Once you find a line containing the word "image" in the entries below, copy it.

::: Provided data

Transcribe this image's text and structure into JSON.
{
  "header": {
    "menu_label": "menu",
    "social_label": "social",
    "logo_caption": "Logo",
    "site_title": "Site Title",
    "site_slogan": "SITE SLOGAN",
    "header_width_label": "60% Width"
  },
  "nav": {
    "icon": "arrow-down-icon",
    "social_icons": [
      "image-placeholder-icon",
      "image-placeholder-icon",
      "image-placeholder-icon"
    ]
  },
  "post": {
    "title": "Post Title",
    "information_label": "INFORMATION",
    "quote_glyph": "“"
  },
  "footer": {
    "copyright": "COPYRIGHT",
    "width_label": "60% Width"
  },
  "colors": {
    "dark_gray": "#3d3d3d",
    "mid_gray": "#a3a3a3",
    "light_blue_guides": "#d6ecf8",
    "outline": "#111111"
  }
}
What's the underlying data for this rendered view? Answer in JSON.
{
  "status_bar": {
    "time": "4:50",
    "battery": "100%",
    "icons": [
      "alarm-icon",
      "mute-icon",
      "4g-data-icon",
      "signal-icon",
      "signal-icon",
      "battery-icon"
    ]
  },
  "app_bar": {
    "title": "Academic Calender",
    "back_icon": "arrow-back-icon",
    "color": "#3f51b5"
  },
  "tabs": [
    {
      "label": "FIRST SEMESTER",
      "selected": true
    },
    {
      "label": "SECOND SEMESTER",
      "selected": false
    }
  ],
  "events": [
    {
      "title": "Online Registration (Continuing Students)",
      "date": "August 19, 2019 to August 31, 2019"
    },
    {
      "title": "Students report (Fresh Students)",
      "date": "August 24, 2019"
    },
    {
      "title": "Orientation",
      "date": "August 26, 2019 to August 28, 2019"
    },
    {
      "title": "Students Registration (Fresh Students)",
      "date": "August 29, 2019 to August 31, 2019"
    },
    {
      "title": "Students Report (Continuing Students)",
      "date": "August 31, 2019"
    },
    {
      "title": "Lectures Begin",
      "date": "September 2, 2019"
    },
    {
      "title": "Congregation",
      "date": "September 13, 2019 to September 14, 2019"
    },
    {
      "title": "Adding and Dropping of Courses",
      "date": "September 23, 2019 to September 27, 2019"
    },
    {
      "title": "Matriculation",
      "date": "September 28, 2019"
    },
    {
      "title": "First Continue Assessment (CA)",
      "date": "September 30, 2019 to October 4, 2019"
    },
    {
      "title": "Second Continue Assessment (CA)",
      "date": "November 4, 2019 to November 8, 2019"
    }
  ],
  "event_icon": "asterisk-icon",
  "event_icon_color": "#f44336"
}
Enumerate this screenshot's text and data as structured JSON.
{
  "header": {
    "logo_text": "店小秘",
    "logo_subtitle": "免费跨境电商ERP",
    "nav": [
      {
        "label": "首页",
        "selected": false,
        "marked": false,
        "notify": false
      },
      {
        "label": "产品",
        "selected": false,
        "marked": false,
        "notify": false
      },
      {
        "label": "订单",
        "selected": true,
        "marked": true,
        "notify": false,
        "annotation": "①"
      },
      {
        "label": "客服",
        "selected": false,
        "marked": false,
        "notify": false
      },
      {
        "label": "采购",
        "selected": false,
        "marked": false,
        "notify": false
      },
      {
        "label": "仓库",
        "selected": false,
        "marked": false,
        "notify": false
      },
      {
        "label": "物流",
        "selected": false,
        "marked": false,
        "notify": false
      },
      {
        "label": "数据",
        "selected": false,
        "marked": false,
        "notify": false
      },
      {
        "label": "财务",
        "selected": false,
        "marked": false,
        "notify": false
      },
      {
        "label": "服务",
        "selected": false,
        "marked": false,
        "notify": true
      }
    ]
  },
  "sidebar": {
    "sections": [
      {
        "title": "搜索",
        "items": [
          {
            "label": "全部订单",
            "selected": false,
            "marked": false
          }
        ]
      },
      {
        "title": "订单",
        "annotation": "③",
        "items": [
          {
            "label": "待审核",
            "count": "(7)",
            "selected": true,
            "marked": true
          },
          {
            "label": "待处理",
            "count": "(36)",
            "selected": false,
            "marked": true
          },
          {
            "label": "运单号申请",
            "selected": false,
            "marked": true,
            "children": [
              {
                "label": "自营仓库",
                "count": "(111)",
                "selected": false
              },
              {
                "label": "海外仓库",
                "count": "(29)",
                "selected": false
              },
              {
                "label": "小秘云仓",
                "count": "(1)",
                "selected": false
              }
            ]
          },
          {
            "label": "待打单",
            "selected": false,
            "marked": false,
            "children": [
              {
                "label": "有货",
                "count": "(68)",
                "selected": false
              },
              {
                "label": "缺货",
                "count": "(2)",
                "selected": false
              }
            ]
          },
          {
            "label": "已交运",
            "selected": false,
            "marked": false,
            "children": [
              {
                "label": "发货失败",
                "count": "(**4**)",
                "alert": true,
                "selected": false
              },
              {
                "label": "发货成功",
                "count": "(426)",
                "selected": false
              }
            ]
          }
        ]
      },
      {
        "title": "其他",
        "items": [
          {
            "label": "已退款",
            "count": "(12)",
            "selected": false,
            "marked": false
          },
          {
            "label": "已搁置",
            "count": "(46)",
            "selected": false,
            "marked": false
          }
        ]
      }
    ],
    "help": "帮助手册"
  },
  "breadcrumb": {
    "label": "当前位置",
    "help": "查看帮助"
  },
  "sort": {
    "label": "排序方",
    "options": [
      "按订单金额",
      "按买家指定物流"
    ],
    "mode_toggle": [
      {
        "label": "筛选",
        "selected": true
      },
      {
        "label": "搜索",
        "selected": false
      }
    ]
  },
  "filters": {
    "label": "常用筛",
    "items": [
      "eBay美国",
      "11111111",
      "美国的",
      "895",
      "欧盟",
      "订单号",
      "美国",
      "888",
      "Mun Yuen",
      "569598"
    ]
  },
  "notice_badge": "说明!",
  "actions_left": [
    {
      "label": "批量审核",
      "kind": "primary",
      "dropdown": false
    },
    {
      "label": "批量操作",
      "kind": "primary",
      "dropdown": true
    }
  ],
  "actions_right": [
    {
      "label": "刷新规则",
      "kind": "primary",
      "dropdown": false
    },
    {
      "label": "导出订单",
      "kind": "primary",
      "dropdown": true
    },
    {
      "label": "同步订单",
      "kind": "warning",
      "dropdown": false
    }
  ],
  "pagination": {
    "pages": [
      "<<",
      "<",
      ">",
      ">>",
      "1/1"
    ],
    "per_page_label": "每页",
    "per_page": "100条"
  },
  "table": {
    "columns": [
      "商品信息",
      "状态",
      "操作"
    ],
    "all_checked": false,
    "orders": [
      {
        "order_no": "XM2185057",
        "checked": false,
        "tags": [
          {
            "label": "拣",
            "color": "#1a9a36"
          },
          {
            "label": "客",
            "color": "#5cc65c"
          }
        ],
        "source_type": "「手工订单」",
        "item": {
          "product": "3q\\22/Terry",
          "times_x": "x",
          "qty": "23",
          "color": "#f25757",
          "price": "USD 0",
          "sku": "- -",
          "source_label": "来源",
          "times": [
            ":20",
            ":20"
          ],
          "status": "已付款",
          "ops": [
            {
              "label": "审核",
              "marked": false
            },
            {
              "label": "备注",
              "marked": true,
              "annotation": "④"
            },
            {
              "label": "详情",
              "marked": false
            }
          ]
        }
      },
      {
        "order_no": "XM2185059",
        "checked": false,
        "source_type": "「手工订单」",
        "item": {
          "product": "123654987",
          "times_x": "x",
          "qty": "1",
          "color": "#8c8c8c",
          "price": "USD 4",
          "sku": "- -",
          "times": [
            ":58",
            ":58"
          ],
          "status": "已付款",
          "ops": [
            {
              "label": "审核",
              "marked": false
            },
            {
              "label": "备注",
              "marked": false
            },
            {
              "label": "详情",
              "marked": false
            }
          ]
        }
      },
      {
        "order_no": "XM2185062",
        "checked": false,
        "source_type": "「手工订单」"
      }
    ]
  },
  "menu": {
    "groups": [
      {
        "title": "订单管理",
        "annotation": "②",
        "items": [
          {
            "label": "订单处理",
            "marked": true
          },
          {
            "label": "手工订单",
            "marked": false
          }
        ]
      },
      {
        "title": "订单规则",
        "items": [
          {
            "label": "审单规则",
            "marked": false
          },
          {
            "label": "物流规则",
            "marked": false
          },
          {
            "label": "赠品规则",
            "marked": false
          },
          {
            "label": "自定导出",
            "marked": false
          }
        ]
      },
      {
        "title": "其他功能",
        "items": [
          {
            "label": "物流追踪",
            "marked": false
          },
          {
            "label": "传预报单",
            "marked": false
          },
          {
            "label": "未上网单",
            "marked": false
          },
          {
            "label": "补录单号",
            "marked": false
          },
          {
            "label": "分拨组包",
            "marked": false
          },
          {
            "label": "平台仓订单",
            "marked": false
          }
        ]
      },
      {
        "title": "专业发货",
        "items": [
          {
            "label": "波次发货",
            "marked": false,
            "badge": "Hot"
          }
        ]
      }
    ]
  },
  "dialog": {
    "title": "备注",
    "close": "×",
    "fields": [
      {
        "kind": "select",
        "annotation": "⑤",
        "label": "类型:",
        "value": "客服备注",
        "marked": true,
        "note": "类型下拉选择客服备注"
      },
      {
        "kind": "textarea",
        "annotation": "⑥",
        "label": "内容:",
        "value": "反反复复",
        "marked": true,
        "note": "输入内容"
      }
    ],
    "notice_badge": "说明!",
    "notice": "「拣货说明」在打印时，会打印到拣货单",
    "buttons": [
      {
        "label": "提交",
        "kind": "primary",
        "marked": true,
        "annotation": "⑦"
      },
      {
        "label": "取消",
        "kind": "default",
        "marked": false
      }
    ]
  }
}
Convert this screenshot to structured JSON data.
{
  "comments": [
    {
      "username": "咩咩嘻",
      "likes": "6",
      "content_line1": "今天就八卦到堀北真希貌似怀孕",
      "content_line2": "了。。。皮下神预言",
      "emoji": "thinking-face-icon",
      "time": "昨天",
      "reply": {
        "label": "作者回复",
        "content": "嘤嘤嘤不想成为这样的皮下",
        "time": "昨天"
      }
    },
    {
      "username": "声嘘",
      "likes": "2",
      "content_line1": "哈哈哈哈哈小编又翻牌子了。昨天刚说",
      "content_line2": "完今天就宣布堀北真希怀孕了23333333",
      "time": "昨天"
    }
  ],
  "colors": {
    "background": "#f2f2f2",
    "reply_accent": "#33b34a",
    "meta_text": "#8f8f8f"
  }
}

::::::

Task output:
Transcribe this image's text and structure into JSON.
      "image-placeholder-icon",
      "image-placeholder-icon",
      "image-placeholder-icon"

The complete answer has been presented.